WORK REQUEST
Return every record below exactly as written, omitting any pictures.

RECORD EXCERPTS

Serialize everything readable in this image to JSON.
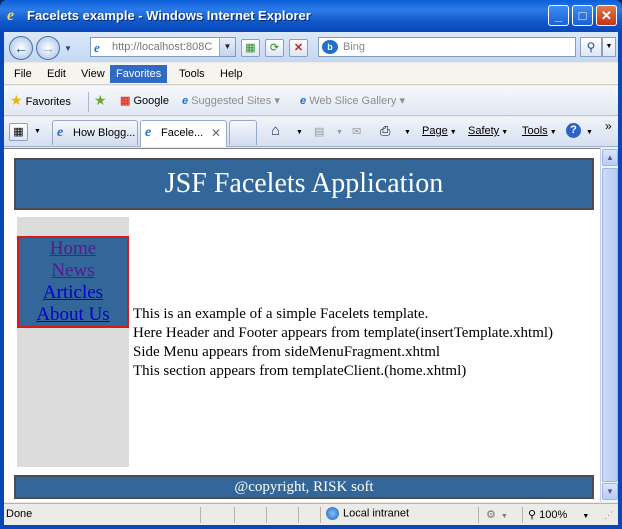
{
  "window": {
    "title": "Facelets example - Windows Internet Explorer"
  },
  "address": {
    "url": "http://localhost:808C",
    "search_placeholder": "Bing"
  },
  "menubar": {
    "items": [
      "File",
      "Edit",
      "View",
      "Favorites",
      "Tools",
      "Help"
    ],
    "active": "Favorites"
  },
  "favorites_bar": {
    "favorites_label": "Favorites",
    "links": [
      "Google",
      "Suggested Sites ▾",
      "Web Slice Gallery ▾"
    ]
  },
  "tabs": [
    {
      "label": "How Blogg..."
    },
    {
      "label": "Facele..."
    }
  ],
  "commands": {
    "page": "Page",
    "safety": "Safety",
    "tools": "Tools"
  },
  "page": {
    "header": "JSF Facelets Application",
    "menu": [
      "Home",
      "News",
      "Articles",
      "About Us"
    ],
    "body_lines": [
      "This is an example of a simple Facelets template.",
      "Here Header and Footer appears from template(insertTemplate.xhtml)",
      "Side Menu appears from sideMenuFragment.xhtml",
      "This section appears from templateClient.(home.xhtml)"
    ],
    "footer": "@copyright, RISK soft"
  },
  "status": {
    "text": "Done",
    "zone": "Local intranet",
    "zoom": "100%"
  },
  "colors": {
    "page_header_bg": "#336699",
    "sidebar_bg": "#dcdcdc",
    "menu_border": "#d61b1b"
  }
}
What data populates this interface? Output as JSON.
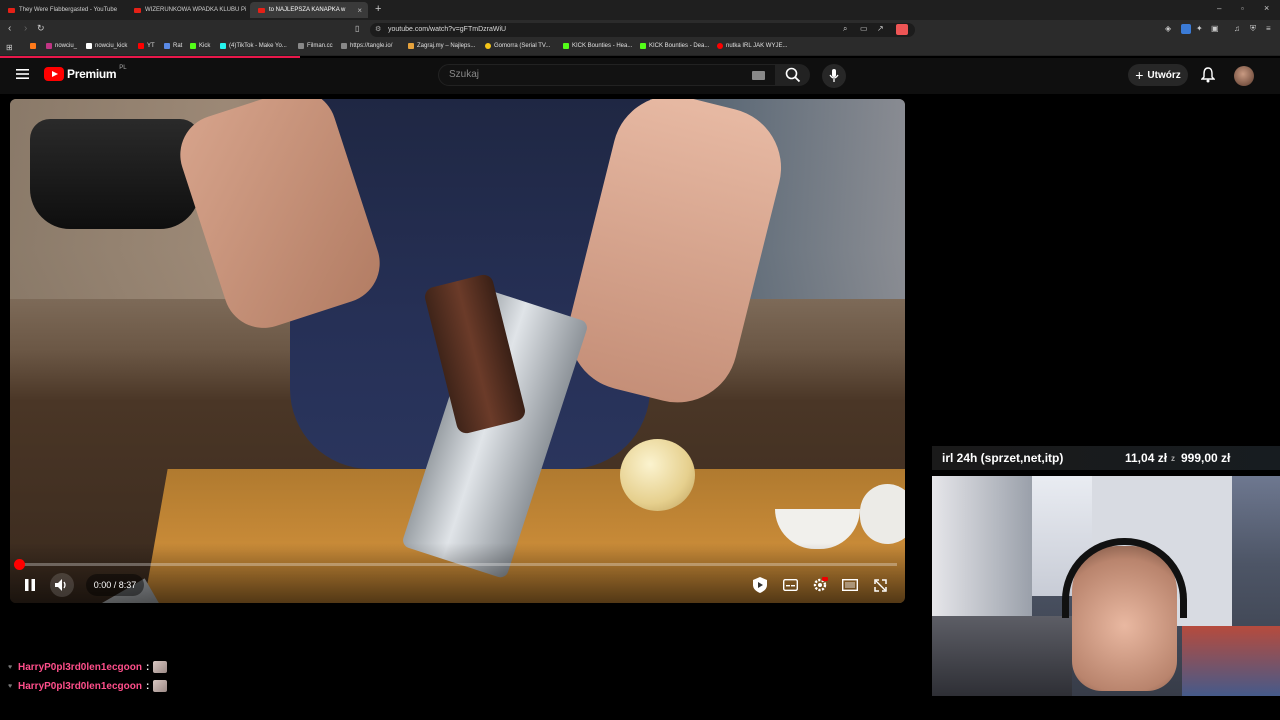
{
  "browser": {
    "tabs": [
      {
        "title": "They Were Flabbergasted - YouTube"
      },
      {
        "title": "WIZERUNKOWA WPADKA KLUBU Pi"
      },
      {
        "title": "to NAJLEPSZA KANAPKA w"
      }
    ],
    "url": "youtube.com/watch?v=gFTmDzraWiU",
    "bookmarks": [
      {
        "label": "nowciu_"
      },
      {
        "label": "nowciu_kick"
      },
      {
        "label": "YT"
      },
      {
        "label": "Rat"
      },
      {
        "label": "Kick"
      },
      {
        "label": "(4)TikTok - Make Yo..."
      },
      {
        "label": "Filman.cc"
      },
      {
        "label": "https://tangle.io/"
      },
      {
        "label": "Zagraj.my – Najleps..."
      },
      {
        "label": "Gomorra (Serial TV..."
      },
      {
        "label": "KICK Bounties - Hea..."
      },
      {
        "label": "KICK Bounties - Dea..."
      },
      {
        "label": "nutka IRL JAK WYJE..."
      }
    ]
  },
  "youtube": {
    "logo_text": "Premium",
    "logo_region": "PL",
    "search_placeholder": "Szukaj",
    "create_label": "Utwórz"
  },
  "player": {
    "time_current": "0:00",
    "time_separator": "/",
    "time_total": "8:37",
    "progress_fraction": 0.0
  },
  "stream_overlay": {
    "goal_label": "irl 24h (sprzet,net,itp)",
    "goal_amount": "11,04 zł",
    "goal_separator": "z",
    "goal_target": "999,00 zł"
  },
  "chat": [
    {
      "user": "HarryP0pl3rd0len1ecgoon",
      "colon": ":"
    },
    {
      "user": "HarryP0pl3rd0len1ecgoon",
      "colon": ":"
    }
  ],
  "colors": {
    "yt_red": "#ff0000",
    "chat_user": "#ff4f8b",
    "background": "#0f0f0f"
  }
}
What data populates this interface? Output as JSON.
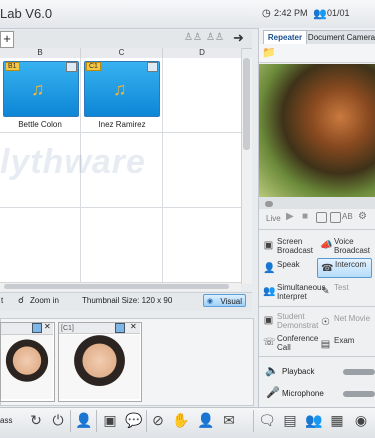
{
  "app": {
    "title": "Lab V6.0",
    "time": "2:42 PM",
    "user_count": "01/01"
  },
  "grid": {
    "plus_label": "+",
    "columns": [
      "B",
      "C",
      "D"
    ],
    "tiles": [
      {
        "tag": "B1",
        "name": "Bettle Colon"
      },
      {
        "tag": "C1",
        "name": "Inez Ramirez"
      }
    ],
    "watermark": "lythware",
    "status": {
      "left_fragment": "t",
      "zoom_label": "Zoom in",
      "thumb_size": "Thumbnail Size: 120 x 90",
      "visual_label": "Visual"
    }
  },
  "photos": [
    {
      "tag": ""
    },
    {
      "tag": "[C1]"
    }
  ],
  "right": {
    "tabs": [
      "Repeater",
      "Document Camera"
    ],
    "video_controls_label": "Live",
    "buttons": [
      {
        "label": "Screen Broadcast",
        "icon": "screen-broadcast-icon",
        "state": "normal"
      },
      {
        "label": "Voice Broadcast",
        "icon": "voice-broadcast-icon",
        "state": "normal"
      },
      {
        "label": "Speak",
        "icon": "speak-icon",
        "state": "normal"
      },
      {
        "label": "Intercom",
        "icon": "intercom-icon",
        "state": "selected"
      },
      {
        "label": "Simultaneous Interpret",
        "icon": "interpret-icon",
        "state": "normal"
      },
      {
        "label": "Test",
        "icon": "test-icon",
        "state": "disabled"
      },
      {
        "label": "Student Demonstrat",
        "icon": "student-demo-icon",
        "state": "disabled"
      },
      {
        "label": "Net Movie",
        "icon": "net-movie-icon",
        "state": "disabled"
      },
      {
        "label": "Conference Call",
        "icon": "conference-icon",
        "state": "normal"
      },
      {
        "label": "Exam",
        "icon": "exam-icon",
        "state": "normal"
      }
    ],
    "audio": [
      {
        "label": "Playback"
      },
      {
        "label": "Microphone"
      }
    ]
  },
  "bottom": {
    "left_fragment": "ass"
  }
}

OUTPUT OF THE TASK
Serialize everything readable in this image to JSON.
{
  "window": {
    "title": "Facelets example - Windows Internet Explorer"
  },
  "address": {
    "url": "http://localhost:808C",
    "search_placeholder": "Bing"
  },
  "menubar": {
    "items": [
      "File",
      "Edit",
      "View",
      "Favorites",
      "Tools",
      "Help"
    ],
    "active": "Favorites"
  },
  "favorites_bar": {
    "favorites_label": "Favorites",
    "links": [
      "Google",
      "Suggested Sites ▾",
      "Web Slice Gallery ▾"
    ]
  },
  "tabs": [
    {
      "label": "How Blogg..."
    },
    {
      "label": "Facele..."
    }
  ],
  "commands": {
    "page": "Page",
    "safety": "Safety",
    "tools": "Tools"
  },
  "page": {
    "header": "JSF Facelets Application",
    "menu": [
      "Home",
      "News",
      "Articles",
      "About Us"
    ],
    "body_lines": [
      "This is an example of a simple Facelets template.",
      "Here Header and Footer appears from template(insertTemplate.xhtml)",
      "Side Menu appears from sideMenuFragment.xhtml",
      "This section appears from templateClient.(home.xhtml)"
    ],
    "footer": "@copyright, RISK soft"
  },
  "status": {
    "text": "Done",
    "zone": "Local intranet",
    "zoom": "100%"
  },
  "colors": {
    "page_header_bg": "#336699",
    "sidebar_bg": "#dcdcdc",
    "menu_border": "#d61b1b"
  }
}
What data populates this interface? Output as JSON.
{
  "browser": {
    "tabs": [
      {
        "title": "They Were Flabbergasted - YouTube"
      },
      {
        "title": "WIZERUNKOWA WPADKA KLUBU Pi"
      },
      {
        "title": "to NAJLEPSZA KANAPKA w"
      }
    ],
    "url": "youtube.com/watch?v=gFTmDzraWiU",
    "bookmarks": [
      {
        "label": "nowciu_"
      },
      {
        "label": "nowciu_kick"
      },
      {
        "label": "YT"
      },
      {
        "label": "Rat"
      },
      {
        "label": "Kick"
      },
      {
        "label": "(4)TikTok - Make Yo..."
      },
      {
        "label": "Filman.cc"
      },
      {
        "label": "https://tangle.io/"
      },
      {
        "label": "Zagraj.my – Najleps..."
      },
      {
        "label": "Gomorra (Serial TV..."
      },
      {
        "label": "KICK Bounties - Hea..."
      },
      {
        "label": "KICK Bounties - Dea..."
      },
      {
        "label": "nutka IRL JAK WYJE..."
      }
    ]
  },
  "youtube": {
    "logo_text": "Premium",
    "logo_region": "PL",
    "search_placeholder": "Szukaj",
    "create_label": "Utwórz"
  },
  "player": {
    "time_current": "0:00",
    "time_separator": "/",
    "time_total": "8:37",
    "progress_fraction": 0.0
  },
  "stream_overlay": {
    "goal_label": "irl 24h (sprzet,net,itp)",
    "goal_amount": "11,04 zł",
    "goal_separator": "z",
    "goal_target": "999,00 zł"
  },
  "chat": [
    {
      "user": "HarryP0pl3rd0len1ecgoon",
      "colon": ":"
    },
    {
      "user": "HarryP0pl3rd0len1ecgoon",
      "colon": ":"
    }
  ],
  "colors": {
    "yt_red": "#ff0000",
    "chat_user": "#ff4f8b",
    "background": "#0f0f0f"
  }
}
What data populates this interface? Output as JSON.
{
  "app": {
    "title": "Lab V6.0",
    "time": "2:42 PM",
    "user_count": "01/01"
  },
  "grid": {
    "plus_label": "+",
    "columns": [
      "B",
      "C",
      "D"
    ],
    "tiles": [
      {
        "tag": "B1",
        "name": "Bettle Colon"
      },
      {
        "tag": "C1",
        "name": "Inez Ramirez"
      }
    ],
    "watermark": "lythware",
    "status": {
      "left_fragment": "t",
      "zoom_label": "Zoom in",
      "thumb_size": "Thumbnail Size: 120 x 90",
      "visual_label": "Visual"
    }
  },
  "photos": [
    {
      "tag": ""
    },
    {
      "tag": "[C1]"
    }
  ],
  "right": {
    "tabs": [
      "Repeater",
      "Document Camera"
    ],
    "video_controls_label": "Live",
    "buttons": [
      {
        "label": "Screen Broadcast",
        "icon": "screen-broadcast-icon",
        "state": "normal"
      },
      {
        "label": "Voice Broadcast",
        "icon": "voice-broadcast-icon",
        "state": "normal"
      },
      {
        "label": "Speak",
        "icon": "speak-icon",
        "state": "normal"
      },
      {
        "label": "Intercom",
        "icon": "intercom-icon",
        "state": "selected"
      },
      {
        "label": "Simultaneous Interpret",
        "icon": "interpret-icon",
        "state": "normal"
      },
      {
        "label": "Test",
        "icon": "test-icon",
        "state": "disabled"
      },
      {
        "label": "Student Demonstrat",
        "icon": "student-demo-icon",
        "state": "disabled"
      },
      {
        "label": "Net Movie",
        "icon": "net-movie-icon",
        "state": "disabled"
      },
      {
        "label": "Conference Call",
        "icon": "conference-icon",
        "state": "normal"
      },
      {
        "label": "Exam",
        "icon": "exam-icon",
        "state": "normal"
      }
    ],
    "audio": [
      {
        "label": "Playback"
      },
      {
        "label": "Microphone"
      }
    ]
  },
  "bottom": {
    "left_fragment": "ass"
  }
}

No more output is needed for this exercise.